[[ DATASET RECORDS open ]]

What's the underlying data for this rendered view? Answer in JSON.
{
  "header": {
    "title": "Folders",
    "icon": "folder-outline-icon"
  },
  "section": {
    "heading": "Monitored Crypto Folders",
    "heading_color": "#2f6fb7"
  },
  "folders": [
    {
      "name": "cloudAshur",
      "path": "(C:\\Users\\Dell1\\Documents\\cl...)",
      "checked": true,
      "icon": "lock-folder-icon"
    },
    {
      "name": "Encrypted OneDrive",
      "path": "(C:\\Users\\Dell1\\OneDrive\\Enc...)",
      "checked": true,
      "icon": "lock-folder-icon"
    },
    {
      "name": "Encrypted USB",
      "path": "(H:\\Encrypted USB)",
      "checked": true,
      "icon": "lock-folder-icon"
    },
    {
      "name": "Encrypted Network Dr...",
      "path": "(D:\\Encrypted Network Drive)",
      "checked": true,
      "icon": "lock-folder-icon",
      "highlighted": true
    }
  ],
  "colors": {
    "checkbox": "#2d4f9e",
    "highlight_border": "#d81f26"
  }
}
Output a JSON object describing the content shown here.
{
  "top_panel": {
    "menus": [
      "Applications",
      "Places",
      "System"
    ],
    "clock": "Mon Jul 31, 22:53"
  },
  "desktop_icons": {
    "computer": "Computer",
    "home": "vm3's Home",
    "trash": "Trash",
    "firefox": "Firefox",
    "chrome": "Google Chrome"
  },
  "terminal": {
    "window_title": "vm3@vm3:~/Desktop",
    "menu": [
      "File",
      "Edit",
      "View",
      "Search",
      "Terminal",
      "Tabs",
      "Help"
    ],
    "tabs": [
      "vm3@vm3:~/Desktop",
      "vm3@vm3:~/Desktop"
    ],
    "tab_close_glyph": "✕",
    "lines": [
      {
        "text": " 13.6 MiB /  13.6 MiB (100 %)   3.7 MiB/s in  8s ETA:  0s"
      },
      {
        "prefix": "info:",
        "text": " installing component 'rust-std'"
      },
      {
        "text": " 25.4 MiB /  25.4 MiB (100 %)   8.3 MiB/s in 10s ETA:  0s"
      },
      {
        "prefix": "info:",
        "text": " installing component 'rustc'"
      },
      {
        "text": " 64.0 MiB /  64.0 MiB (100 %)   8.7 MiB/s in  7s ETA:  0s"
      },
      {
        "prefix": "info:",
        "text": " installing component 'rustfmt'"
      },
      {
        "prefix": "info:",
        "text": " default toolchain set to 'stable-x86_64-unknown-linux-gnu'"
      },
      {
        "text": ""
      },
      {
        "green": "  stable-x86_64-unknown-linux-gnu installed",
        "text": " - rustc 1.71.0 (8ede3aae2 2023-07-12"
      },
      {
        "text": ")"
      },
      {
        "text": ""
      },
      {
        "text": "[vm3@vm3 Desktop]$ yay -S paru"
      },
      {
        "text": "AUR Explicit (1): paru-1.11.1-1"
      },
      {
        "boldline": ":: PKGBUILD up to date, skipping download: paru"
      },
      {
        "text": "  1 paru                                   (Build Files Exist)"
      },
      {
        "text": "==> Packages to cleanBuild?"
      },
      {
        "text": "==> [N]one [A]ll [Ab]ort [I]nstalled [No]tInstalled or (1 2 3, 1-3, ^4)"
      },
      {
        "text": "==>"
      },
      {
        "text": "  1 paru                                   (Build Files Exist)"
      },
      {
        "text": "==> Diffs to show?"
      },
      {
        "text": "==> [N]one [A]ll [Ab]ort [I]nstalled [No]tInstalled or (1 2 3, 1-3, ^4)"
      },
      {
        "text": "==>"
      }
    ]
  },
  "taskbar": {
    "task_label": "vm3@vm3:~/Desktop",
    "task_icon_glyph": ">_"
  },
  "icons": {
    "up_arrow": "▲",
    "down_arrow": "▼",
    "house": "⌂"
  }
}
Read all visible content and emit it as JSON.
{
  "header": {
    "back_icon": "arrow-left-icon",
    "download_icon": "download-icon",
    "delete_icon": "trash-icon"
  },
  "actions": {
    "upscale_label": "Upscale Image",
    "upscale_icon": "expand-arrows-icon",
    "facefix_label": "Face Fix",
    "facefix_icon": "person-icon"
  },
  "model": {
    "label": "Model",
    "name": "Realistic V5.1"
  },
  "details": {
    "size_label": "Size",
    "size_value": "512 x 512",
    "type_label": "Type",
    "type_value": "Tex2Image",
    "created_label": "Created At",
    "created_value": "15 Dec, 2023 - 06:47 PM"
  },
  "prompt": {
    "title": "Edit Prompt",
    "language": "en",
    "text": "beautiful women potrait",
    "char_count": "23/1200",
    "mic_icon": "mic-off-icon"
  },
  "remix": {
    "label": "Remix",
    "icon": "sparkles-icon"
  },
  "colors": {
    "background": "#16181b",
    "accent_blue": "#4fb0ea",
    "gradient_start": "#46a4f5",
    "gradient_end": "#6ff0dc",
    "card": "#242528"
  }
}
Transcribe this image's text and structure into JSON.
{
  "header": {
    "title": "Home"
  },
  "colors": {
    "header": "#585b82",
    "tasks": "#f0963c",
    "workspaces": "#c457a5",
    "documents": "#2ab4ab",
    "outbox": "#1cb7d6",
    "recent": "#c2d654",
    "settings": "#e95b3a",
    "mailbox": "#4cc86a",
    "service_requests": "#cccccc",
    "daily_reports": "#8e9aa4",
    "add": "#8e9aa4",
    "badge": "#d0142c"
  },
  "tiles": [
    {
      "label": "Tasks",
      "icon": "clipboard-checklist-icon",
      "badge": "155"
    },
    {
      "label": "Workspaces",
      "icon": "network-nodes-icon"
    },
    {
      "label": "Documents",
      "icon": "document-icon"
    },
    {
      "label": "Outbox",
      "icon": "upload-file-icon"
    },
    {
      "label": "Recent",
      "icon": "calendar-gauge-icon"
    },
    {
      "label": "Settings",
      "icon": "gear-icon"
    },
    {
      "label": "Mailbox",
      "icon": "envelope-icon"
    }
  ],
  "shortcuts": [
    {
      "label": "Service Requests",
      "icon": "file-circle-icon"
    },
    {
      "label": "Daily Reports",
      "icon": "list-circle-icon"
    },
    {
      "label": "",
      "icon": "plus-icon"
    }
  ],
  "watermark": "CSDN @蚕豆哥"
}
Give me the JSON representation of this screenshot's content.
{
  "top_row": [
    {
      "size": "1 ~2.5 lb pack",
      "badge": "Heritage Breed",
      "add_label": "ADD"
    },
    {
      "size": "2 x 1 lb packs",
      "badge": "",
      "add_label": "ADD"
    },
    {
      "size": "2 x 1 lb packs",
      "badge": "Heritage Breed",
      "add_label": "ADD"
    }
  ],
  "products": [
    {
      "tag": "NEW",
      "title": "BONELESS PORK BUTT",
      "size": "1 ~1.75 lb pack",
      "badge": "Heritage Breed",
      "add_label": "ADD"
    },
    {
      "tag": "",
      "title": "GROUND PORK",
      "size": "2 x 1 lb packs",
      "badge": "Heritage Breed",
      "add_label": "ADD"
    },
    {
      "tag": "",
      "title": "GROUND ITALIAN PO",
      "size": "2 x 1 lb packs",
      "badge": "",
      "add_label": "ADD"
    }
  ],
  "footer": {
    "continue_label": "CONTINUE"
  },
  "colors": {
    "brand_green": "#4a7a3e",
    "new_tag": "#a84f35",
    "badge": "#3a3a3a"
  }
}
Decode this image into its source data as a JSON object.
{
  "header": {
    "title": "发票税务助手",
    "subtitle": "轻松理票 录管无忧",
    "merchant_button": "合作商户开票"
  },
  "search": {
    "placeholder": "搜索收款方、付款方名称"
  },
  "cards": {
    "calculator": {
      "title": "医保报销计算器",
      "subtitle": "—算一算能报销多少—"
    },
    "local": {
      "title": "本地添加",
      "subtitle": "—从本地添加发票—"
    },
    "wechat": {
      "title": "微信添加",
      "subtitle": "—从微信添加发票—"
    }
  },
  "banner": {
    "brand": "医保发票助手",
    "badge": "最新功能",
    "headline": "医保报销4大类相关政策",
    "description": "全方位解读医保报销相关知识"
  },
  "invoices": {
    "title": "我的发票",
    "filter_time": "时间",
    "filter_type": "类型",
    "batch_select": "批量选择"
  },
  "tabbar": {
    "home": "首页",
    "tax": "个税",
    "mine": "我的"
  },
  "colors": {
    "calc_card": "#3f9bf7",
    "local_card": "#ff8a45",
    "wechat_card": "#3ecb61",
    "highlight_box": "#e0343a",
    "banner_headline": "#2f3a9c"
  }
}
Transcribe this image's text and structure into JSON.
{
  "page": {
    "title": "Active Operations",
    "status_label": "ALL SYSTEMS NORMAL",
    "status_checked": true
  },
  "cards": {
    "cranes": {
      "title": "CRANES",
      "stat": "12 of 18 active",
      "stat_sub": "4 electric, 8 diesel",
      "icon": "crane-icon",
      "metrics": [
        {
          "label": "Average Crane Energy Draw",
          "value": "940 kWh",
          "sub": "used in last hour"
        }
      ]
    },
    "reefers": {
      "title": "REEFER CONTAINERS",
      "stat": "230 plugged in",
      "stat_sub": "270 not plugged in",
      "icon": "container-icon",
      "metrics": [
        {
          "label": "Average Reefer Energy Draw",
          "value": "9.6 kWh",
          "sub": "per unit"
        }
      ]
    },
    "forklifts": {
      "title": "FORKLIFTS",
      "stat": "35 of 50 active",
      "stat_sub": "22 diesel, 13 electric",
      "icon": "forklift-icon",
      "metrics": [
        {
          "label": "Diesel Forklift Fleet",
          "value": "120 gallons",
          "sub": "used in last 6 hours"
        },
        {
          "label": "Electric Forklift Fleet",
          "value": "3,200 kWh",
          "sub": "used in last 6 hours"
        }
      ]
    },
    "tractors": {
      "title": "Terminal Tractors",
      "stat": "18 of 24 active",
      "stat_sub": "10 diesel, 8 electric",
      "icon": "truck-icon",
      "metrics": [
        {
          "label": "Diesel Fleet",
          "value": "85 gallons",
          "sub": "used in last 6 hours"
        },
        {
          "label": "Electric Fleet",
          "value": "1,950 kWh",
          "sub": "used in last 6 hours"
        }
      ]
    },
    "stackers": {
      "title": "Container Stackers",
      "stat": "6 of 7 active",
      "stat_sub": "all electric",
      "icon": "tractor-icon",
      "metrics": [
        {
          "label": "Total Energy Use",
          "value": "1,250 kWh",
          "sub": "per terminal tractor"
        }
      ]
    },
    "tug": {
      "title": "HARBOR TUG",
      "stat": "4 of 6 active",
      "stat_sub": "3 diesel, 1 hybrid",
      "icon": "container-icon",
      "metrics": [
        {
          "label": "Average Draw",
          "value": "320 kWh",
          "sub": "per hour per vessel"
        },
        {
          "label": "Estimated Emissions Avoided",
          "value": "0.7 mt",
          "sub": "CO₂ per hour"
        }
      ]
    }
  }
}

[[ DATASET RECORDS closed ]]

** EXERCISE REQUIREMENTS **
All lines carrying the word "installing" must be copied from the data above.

** RESULT OF THIS EXERCISE **
        "text": " installing component 'rust-std'"
        "text": " installing component 'rustc'"
        "text": " installing component 'rustfmt'"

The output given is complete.